Here in the Aylesbury office, we have found that one of the best ways to get a picture of what’s happening in the local market is to look at the statistics. However, we also derive a huge proportion of our local market expertise just by chatting to the buyers and sellers we see every day. Many, regardless of how they voted, feel the election result will be good for homeowners.
The one thing that's becoming obvious is that the brand of Aylesbury is growing into something much bigger and better than used to be the case. We only have anecdotal data, but it seems pretty clear that the sphere of influence our part of the world has for buyers is expanding. It's this burgeoning demand which has been responsible for the fact that prices here have risen, on average by 10.7 per cent per year since 2000.
For those of us that have lived here for a long time, it’s easy to forget how amazing the area is. We’ve got it all in terms of high-quality housing stock, a fantastic mix of people, amenities, transport accessibility - you name it. As work patterns change, and five days per week in the office becomes rarer and rarer, so too do attitudes towards choosing a place to live.
With more and more positive property market data coming through every day and sentiment on the ground going from strength-to-strength, we think that 2020 will be very kind to anyone who owns a property here. If you’re thinking of getting on the housing ladder, upsizing downsizing or investing, make sure you work with a local market expert and you can’t lose.
Overall transaction levels
There's so much going on in our local market it's sometimes hard to keep up. However, one of the measures we as property professionals are fixated on is how many sales are taking place. This chart shows how the total number of sales for the last few quarters.
Mid market and premium price points
We define the premium properties as those with a price in the top 5% of all local houses. Likewise we define the super-premium end of the market as the top 1%. This chart shows those prices points in the context of the mid market.
Hours worked each week

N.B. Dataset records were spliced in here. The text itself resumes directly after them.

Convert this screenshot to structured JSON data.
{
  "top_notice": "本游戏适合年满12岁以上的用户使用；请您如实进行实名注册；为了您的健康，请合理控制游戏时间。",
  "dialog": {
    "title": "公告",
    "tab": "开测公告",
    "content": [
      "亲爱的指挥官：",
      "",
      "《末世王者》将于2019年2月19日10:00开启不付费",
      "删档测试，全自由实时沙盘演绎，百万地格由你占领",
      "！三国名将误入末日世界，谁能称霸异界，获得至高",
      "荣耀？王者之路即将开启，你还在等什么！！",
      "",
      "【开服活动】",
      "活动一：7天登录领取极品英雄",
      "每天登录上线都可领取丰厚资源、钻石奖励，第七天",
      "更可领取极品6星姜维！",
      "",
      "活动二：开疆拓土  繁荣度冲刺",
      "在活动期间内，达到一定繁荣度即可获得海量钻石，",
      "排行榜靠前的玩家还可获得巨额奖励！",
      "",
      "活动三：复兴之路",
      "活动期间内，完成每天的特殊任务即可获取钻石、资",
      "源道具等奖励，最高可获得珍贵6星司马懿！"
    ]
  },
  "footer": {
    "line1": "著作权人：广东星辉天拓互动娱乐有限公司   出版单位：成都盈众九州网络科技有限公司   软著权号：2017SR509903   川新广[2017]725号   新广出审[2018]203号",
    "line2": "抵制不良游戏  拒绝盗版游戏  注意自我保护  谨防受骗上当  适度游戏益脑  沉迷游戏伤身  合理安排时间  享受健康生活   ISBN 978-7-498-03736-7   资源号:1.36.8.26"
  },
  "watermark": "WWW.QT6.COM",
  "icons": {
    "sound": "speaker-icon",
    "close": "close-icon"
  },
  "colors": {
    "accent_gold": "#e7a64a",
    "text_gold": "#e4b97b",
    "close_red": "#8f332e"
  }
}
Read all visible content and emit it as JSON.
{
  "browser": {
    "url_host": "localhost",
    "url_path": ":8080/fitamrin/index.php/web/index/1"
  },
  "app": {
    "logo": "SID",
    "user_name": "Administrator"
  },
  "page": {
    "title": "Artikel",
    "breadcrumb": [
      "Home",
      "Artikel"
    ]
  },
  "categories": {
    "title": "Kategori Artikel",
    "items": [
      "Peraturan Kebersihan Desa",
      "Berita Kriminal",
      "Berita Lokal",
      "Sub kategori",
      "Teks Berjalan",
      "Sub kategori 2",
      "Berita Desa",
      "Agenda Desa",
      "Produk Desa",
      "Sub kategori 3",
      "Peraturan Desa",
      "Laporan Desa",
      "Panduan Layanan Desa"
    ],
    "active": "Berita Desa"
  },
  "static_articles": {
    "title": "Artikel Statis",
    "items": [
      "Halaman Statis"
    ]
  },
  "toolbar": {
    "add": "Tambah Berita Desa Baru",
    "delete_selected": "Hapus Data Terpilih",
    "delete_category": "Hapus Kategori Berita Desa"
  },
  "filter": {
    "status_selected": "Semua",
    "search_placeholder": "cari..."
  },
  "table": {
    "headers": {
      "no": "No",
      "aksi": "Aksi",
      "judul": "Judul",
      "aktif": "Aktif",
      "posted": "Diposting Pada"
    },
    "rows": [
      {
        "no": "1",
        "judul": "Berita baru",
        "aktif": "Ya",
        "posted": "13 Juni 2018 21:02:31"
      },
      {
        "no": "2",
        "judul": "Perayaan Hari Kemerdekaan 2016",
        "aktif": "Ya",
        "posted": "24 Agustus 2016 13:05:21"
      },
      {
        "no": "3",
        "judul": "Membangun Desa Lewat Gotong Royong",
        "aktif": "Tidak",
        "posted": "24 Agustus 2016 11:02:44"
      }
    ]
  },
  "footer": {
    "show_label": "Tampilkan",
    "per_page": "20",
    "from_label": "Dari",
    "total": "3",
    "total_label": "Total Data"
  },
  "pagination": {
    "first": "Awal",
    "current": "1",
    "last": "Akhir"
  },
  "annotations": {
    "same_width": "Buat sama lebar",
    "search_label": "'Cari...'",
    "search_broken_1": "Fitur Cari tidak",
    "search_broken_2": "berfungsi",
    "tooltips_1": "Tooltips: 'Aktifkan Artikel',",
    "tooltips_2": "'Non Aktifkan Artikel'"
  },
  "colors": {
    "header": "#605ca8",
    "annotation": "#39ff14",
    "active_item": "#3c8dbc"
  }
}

Nobody ever spent their last days wishing they'd spent more time in the office. However, most of us have our nose to the grindstone to make ends meet and our area is no different. This chart shows how long the working week is for people here. The EU working time directive prohibits employees working more than 48 hours per week.